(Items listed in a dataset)
--- --- ---

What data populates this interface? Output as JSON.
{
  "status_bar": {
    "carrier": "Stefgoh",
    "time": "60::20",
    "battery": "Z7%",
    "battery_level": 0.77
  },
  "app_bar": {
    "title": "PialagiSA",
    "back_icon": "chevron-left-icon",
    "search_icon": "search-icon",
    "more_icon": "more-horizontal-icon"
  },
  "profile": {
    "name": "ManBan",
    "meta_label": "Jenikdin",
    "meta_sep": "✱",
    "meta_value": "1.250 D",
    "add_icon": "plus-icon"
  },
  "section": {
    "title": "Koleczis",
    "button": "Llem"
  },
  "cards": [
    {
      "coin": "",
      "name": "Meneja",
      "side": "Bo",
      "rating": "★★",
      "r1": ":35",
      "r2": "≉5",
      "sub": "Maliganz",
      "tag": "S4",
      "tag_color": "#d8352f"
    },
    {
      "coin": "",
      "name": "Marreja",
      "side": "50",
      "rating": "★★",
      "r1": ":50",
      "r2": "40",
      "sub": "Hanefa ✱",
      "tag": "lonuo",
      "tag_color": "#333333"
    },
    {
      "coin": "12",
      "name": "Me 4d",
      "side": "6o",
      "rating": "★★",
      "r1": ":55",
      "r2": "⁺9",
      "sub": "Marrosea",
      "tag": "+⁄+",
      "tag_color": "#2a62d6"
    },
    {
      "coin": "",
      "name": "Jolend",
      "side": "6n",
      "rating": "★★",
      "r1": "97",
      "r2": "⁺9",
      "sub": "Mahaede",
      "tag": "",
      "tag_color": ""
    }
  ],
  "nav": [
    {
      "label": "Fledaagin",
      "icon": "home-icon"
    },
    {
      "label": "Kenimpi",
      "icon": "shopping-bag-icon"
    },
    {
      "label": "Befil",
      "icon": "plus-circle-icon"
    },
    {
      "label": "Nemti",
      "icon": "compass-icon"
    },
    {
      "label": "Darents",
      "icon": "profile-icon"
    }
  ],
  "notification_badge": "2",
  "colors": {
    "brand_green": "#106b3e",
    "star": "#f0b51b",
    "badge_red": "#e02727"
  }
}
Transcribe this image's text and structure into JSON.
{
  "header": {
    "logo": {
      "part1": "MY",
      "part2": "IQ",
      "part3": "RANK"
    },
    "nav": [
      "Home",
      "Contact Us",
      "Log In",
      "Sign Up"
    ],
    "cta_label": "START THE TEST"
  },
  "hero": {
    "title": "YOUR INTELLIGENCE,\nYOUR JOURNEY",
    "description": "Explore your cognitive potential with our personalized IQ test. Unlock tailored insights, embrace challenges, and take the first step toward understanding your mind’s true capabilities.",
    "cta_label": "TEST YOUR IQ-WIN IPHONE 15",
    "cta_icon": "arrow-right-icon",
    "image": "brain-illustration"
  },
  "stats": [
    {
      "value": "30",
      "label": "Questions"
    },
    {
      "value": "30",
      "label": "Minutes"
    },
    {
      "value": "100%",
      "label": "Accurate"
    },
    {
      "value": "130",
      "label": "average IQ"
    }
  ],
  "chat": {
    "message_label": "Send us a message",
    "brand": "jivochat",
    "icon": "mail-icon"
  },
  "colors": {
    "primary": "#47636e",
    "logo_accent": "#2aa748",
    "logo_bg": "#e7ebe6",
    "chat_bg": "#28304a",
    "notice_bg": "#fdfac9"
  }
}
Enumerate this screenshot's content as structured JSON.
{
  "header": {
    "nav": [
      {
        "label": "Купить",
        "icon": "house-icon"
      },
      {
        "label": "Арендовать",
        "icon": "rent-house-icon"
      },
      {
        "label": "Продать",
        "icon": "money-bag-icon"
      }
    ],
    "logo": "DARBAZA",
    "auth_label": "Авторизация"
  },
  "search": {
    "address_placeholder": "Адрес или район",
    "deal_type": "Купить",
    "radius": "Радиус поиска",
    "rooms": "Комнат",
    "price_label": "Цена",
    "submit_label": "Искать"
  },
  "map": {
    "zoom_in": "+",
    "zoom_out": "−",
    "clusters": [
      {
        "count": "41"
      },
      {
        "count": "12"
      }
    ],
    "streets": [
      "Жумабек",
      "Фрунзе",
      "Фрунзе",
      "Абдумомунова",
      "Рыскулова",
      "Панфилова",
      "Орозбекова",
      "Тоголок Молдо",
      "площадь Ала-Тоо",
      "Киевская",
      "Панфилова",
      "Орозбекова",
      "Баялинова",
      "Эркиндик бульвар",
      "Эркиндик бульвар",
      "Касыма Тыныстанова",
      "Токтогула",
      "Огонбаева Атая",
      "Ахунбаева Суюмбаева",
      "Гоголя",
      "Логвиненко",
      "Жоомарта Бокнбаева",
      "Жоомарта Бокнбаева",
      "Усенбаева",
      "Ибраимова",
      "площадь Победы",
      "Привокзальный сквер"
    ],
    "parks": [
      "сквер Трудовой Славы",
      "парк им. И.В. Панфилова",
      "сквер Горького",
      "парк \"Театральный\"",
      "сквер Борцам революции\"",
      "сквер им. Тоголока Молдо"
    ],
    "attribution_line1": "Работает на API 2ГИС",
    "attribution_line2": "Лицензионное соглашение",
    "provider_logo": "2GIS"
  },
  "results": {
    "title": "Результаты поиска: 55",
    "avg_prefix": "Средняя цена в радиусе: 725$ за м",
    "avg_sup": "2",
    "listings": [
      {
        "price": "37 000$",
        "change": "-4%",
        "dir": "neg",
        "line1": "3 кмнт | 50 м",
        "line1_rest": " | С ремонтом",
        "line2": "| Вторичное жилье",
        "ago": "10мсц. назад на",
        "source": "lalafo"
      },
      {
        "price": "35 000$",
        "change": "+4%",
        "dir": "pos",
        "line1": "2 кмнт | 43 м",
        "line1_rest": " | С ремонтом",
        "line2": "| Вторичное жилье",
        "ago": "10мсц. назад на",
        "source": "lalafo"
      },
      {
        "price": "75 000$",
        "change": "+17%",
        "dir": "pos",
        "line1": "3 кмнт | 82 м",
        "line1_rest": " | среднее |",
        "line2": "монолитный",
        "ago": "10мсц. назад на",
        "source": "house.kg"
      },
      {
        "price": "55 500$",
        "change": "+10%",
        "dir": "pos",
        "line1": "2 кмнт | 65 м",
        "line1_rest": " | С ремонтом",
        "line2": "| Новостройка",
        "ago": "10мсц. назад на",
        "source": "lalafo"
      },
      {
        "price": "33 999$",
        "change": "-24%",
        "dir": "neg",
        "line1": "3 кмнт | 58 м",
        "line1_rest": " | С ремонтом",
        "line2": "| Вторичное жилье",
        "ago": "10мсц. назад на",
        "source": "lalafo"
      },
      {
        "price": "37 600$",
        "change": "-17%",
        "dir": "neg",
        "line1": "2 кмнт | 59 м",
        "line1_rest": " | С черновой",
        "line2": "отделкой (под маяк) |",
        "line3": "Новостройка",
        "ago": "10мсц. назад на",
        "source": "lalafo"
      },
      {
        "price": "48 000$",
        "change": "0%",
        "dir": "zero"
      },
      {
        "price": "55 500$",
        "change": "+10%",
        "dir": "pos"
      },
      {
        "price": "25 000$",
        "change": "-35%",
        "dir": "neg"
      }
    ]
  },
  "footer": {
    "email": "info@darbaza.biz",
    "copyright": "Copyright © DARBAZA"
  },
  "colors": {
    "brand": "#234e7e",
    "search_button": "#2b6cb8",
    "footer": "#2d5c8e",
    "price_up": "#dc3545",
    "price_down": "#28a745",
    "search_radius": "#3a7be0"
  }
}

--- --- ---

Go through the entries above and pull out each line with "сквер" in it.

(SOLUTION TO THIS EXERCISE)
      "Привокзальный сквер"
      "сквер Трудовой Славы",
      "сквер Горького",
      "сквер Борцам революции\"",
      "сквер им. Тоголока Молдо"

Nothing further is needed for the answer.